Mar 29 2013


L.S. “Sam” Skaggs, whose generous support helped transform the Skaggs School of Pharmacy at The University of Montana into a nationally recognized program, died Thursday, March 21. He was 89. 

Skaggs leaves behind a legacy of achievement, one that includes a retail food-and-drug business empire and continued philanthropy in the promotion of health sciences throughout the country. As founder of the ALSAM Foundation, Skaggs directed more than $11 million to the Skaggs School of Pharmacy at UM, investing in the infrastructure to build a program that is now recognized consistently as one of the top in the nation.

L.S. Sam Skaggs

“Mr. Skaggs’ generosity allowed UM to invest in pharmaceutical and health science research,” says UM President Royce Engstrom. “In the years since, the Skaggs School of Pharmacy has consistently ranked among the top pharmacy schools in the nation for total research dollars. This is a huge measure of the School’s success and national reputation, and Mr. Skaggs really allowed that to happen.”

Most recently, Skaggs designated $250,000 in scholarships to be used in the advancement of student success.

“Mr. Skaggs has impacted more than 1,250 pharmacy students at UM since his first generous gift in 1994,” says David Forbes, dean of the UM College of Health Professions and Biomedical Sciences. “His influence goes beyond the individual students. Our graduates enter the workforce and benefit countless people with high quality healthcare throughout the country.”

Skaggs served four years in the U.S. Army Chemical Warfare Service in Europe during World War II and found his professional career at the age of 26, when he assumed presidency of the Payless Drug Stores chain after his father’s death in 1950. In 1979, he obtained American Stores, forming the second-largest United States food retailer in the country.  Shortly before he retired in 1995, Skaggs was responsible for one of the largest food companies in the world, an enterprise that included 1,700 stores in 26 states and annual revenue exceeding $22 billion.

He devoted a significant portion of his wealth to diverse philanthropic interests, ranging from pharmaceutical education and research throughout the American west to religious interests that included support of the Skaggs Catholic Center in Utah.

“The generosity of Mr. Skaggs will impact generations of students to come. His investment in students, and UM, is appreciated beyond measure. He is an inspiration to our community, and will be remembered fondly,” says Forbes.

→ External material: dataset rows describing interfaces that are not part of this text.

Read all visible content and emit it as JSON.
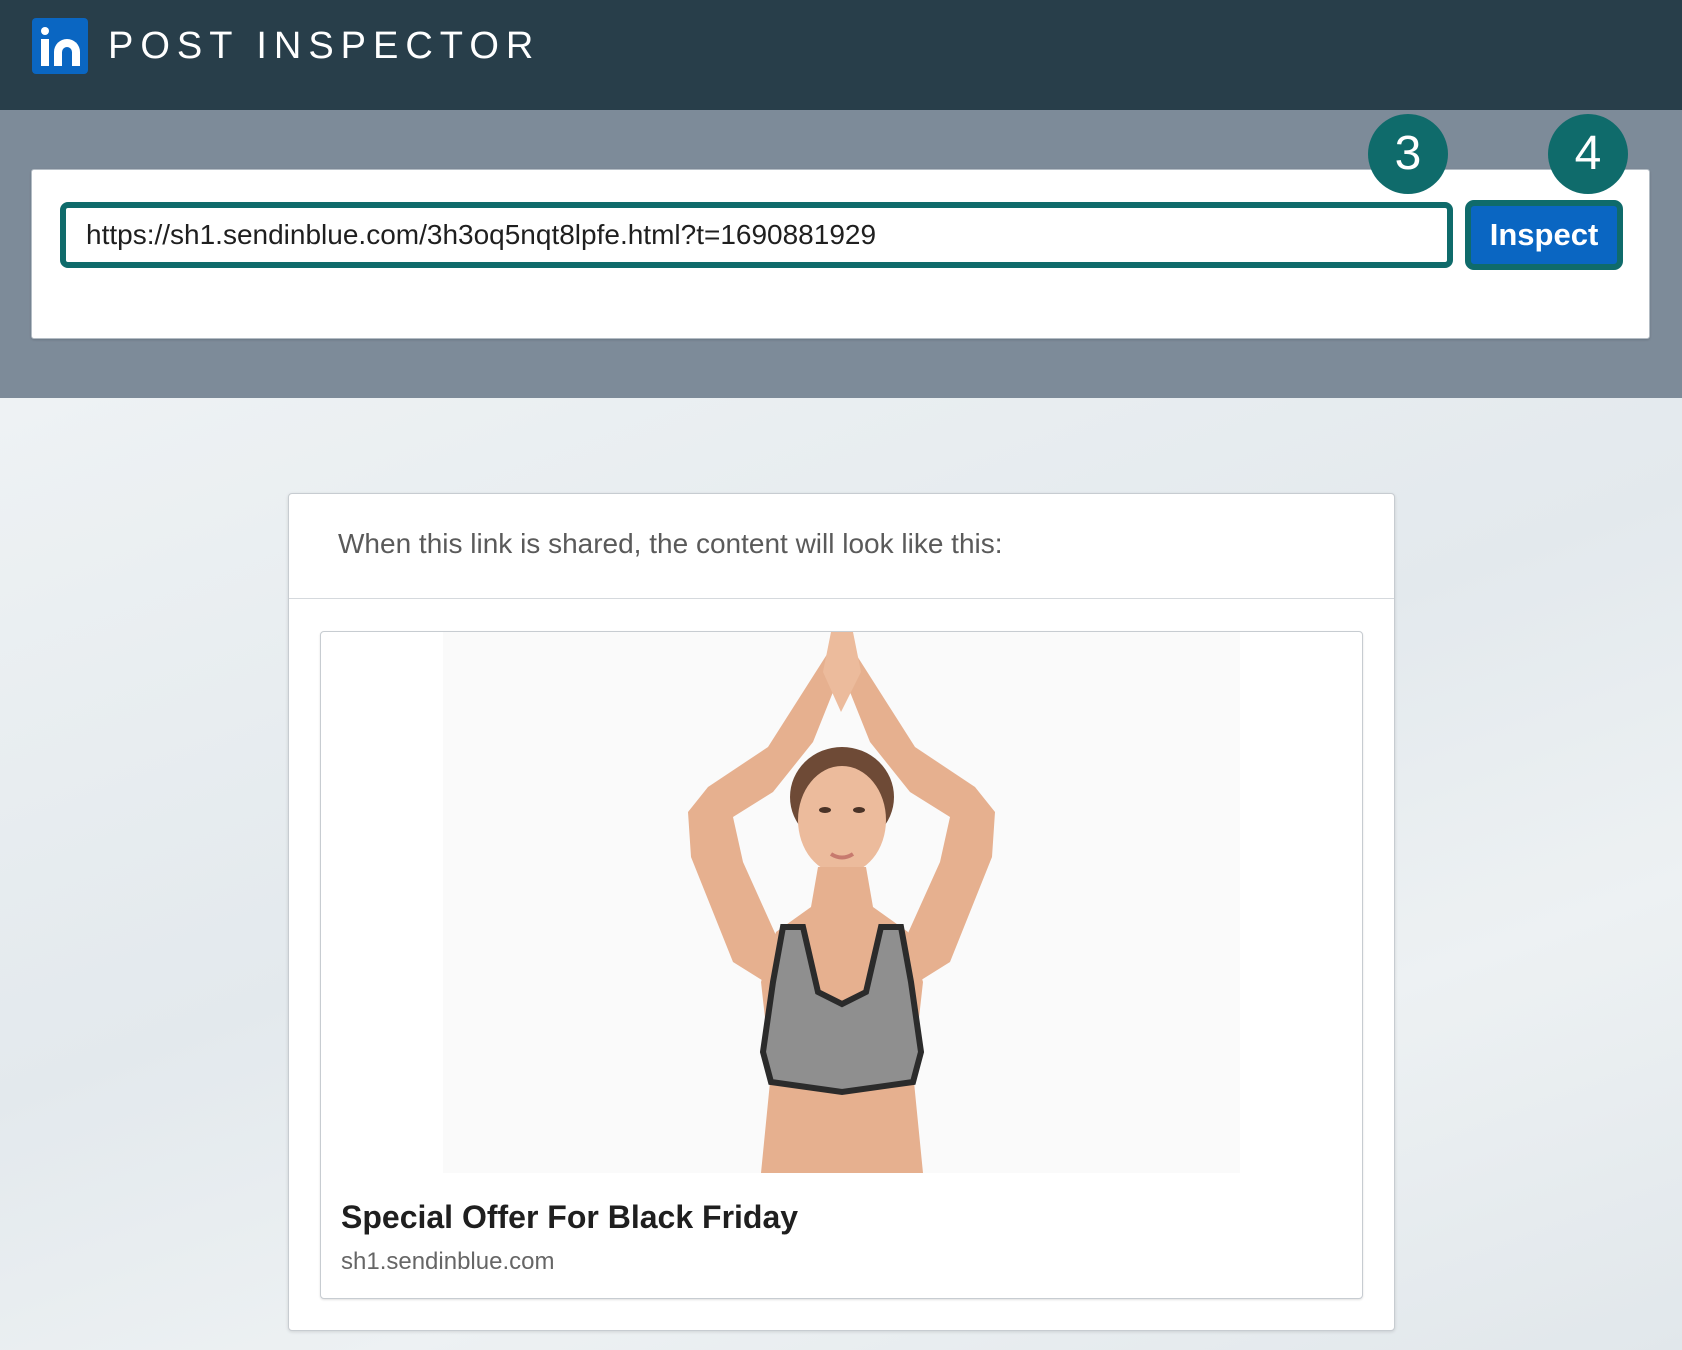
{
  "header": {
    "app_title": "POST INSPECTOR",
    "logo_icon": "linkedin-logo-icon",
    "background": "#283e4a",
    "logo_color": "#0a66c2"
  },
  "search": {
    "url_value": "https://sh1.sendinblue.com/3h3oq5nqt8lpfe.html?t=1690881929",
    "button_label": "Inspect",
    "accent_color": "#0f6b6b"
  },
  "annotations": {
    "step_input": "3",
    "step_button": "4"
  },
  "result": {
    "header_text": "When this link is shared, the content will look like this:",
    "preview": {
      "image_alt": "woman in gray sports bra with hands raised above head in yoga pose",
      "title": "Special Offer For Black Friday",
      "domain": "sh1.sendinblue.com"
    }
  }
}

Skaggs is survived by his wife of 64 years, Aline Wilmot Skaggs; children, Susie Balukoff (AJ) of Boise, Idaho, Mark S. Skaggs (Cindy) of Eureka Springs, Ark., Claudia S. Luttrell of Salt Lake City, Utah, and Don L Skaggs (Teresa) of Salt Lake City, Utah; 15 grandchildren and a number of great-grandchildren.